4. Endocannabinoids ?the brains cannabis ?demonstrate novel modes of action to stress
5. Penguin chicks exposed to human visitors experience spike in stress hormone
6. Researchers unravel DNA tangles and enzyme seamstresses
7. Key stress protein linked to toxicities responsible for Parkinsons, Alzheimers
8. Just like us, social stress prompts hamsters to overeat, gain weight
9. Newborn screening can cause unnecessary parental stress
10. Adults who go to bed lonely get stress hormone boost next morning
11. Coral stress like never in history
Post Your Comments:
*Name:
*Comment:
*Email:


(Date:6/22/2016)... 2016  The American College of Medical Genetics and Genomics ... as one of the fastest-growing trade shows during the ... Bellagio in Las Vegas . ... growth in each of the following categories: net square feet ... of attendees. The 2015 ACMG Annual Meeting was ranked 23 ...
(Date:6/21/2016)... VANCOUVER, British Columbia , June 21, 2016 ... been appointed to the new role of principal ... has been named the director of customer development. ... , NuData,s chief technical officer. The moves reflect ... development teams in response to high customer demand ...
(Date:6/15/2016)... 2016 Transparency Market Research ... Market by Application Market - Global Industry Analysis Size Share ... the report, the  global gesture recognition market  was ... is estimated to grow at a CAGR of ... Increasing application of gesture recognition technology ...
Breaking Biology News(10 mins):
(Date:6/27/2016)... ... June 27, 2016 , ... Parallel 6 , ... announced today the Clinical Reach Virtual Patient Encounter CONSULT module which enables ... the physician and clinical trial team. , Using the CONSULT module, patients and physicians ...
(Date:6/24/2016)... 2016  Regular discussions on a range of subjects including ... two entities said Poloz. Speaking at a lecture ... , he pointed to the country,s inflation target, which is ... "In certain areas there ... common economic goals, why not sit down and address strategy ...
(Date:6/23/2016)... ... June 23, 2016 , ... ... to announce the launch of their brand, UP4™ Probiotics, into Target stores nationwide. ... years, is proud to add Target to its list of well-respected retailers. This ...

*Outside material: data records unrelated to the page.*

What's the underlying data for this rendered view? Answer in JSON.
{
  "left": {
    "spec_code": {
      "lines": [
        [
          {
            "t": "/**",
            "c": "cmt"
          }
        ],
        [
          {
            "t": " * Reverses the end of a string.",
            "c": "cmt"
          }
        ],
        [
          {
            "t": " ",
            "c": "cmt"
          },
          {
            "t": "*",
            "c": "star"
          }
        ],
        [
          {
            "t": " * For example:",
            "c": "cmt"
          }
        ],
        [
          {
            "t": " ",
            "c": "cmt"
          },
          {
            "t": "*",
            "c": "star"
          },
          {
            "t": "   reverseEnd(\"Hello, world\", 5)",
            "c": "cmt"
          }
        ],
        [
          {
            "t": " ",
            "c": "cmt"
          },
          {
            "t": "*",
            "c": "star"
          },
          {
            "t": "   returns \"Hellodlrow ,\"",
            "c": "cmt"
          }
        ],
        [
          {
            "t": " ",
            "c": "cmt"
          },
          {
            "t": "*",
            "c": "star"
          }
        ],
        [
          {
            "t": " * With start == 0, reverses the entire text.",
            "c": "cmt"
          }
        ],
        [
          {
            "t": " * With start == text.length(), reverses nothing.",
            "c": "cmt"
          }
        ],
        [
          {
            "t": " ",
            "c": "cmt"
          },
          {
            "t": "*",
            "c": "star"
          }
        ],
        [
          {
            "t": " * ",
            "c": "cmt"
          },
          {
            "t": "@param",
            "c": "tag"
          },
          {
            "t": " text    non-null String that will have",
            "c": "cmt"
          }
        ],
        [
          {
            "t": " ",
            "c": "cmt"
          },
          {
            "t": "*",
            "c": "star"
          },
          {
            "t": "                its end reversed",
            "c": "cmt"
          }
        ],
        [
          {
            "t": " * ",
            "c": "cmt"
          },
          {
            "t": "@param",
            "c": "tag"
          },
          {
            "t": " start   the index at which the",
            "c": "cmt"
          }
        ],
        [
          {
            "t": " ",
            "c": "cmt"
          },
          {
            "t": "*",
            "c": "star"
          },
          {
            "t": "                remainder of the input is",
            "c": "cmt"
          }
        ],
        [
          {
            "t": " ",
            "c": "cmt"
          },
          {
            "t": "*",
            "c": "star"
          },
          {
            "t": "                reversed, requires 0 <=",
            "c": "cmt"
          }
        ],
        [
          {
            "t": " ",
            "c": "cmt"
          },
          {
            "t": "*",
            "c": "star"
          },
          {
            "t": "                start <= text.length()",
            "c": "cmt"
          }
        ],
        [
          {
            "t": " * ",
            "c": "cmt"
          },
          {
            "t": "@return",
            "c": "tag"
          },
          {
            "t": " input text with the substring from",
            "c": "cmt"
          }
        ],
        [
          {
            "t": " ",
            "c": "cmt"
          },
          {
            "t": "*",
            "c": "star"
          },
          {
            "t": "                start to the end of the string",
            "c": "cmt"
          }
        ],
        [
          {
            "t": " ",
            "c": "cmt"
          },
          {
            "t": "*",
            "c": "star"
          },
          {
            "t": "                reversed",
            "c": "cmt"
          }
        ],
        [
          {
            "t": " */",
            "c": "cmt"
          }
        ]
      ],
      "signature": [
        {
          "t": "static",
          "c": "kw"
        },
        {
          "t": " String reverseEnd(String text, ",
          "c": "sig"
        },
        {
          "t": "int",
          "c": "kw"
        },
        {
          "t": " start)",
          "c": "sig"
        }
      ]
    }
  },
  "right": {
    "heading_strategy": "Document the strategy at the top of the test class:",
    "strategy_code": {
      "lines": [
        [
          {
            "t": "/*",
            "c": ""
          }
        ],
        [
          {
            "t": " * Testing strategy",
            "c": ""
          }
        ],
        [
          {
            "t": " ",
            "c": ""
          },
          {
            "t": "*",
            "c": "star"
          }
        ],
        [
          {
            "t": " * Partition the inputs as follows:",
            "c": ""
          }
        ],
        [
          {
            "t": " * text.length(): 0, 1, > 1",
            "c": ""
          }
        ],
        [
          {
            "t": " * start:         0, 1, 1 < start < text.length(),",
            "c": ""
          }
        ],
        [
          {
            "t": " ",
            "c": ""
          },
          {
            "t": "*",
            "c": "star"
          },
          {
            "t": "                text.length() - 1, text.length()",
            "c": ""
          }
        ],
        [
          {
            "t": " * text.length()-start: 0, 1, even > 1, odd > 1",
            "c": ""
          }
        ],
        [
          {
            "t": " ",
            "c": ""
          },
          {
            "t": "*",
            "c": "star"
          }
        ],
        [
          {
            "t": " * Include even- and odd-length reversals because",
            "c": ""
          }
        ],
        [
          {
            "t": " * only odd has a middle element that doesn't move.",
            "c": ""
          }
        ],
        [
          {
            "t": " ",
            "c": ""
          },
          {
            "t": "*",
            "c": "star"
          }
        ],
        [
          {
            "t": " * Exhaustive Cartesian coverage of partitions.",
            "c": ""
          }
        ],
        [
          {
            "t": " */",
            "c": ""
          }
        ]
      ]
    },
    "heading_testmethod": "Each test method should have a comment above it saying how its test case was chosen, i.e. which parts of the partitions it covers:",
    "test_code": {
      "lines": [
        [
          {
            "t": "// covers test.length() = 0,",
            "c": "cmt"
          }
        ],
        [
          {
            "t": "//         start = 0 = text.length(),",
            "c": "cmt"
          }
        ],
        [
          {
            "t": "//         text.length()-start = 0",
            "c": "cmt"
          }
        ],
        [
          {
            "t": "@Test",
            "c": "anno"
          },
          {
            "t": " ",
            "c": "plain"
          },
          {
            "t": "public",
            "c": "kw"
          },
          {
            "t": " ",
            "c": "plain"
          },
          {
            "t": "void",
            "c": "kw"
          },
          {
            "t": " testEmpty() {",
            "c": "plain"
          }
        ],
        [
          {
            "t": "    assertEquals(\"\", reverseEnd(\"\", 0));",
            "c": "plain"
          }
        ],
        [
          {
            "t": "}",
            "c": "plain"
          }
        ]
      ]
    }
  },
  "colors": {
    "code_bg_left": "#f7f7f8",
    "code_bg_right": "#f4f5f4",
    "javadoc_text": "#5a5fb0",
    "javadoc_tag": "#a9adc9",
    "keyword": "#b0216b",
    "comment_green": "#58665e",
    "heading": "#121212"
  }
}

(Date:6/23/2016)... ... June 23, 2016 , ... Charm Sciences, Inc. ... test has received AOAC Research Institute approval 061601. , “This is another AOAC-RI ... stated Bob Salter, Vice President of Regulatory and Industrial Affairs. “The Peel Plate ...
Breaking Biology Technology: